[EXTRACTED ENTRIES — start]

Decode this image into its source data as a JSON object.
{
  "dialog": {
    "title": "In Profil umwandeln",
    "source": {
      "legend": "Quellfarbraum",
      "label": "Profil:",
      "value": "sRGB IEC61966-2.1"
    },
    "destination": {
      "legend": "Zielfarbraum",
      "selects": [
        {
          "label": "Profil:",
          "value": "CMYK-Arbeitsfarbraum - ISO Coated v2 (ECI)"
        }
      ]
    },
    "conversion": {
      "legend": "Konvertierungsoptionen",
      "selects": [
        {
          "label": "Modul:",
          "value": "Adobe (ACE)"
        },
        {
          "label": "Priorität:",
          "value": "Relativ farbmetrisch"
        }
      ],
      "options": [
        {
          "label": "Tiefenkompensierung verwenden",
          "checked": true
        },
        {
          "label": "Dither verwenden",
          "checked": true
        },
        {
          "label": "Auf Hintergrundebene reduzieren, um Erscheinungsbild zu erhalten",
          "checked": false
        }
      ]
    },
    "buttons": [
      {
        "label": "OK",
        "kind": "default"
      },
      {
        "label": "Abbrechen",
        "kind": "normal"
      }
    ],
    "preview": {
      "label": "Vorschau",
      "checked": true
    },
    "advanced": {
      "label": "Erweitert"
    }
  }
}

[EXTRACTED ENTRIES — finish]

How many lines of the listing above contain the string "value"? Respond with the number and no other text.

● **ANSWER**
4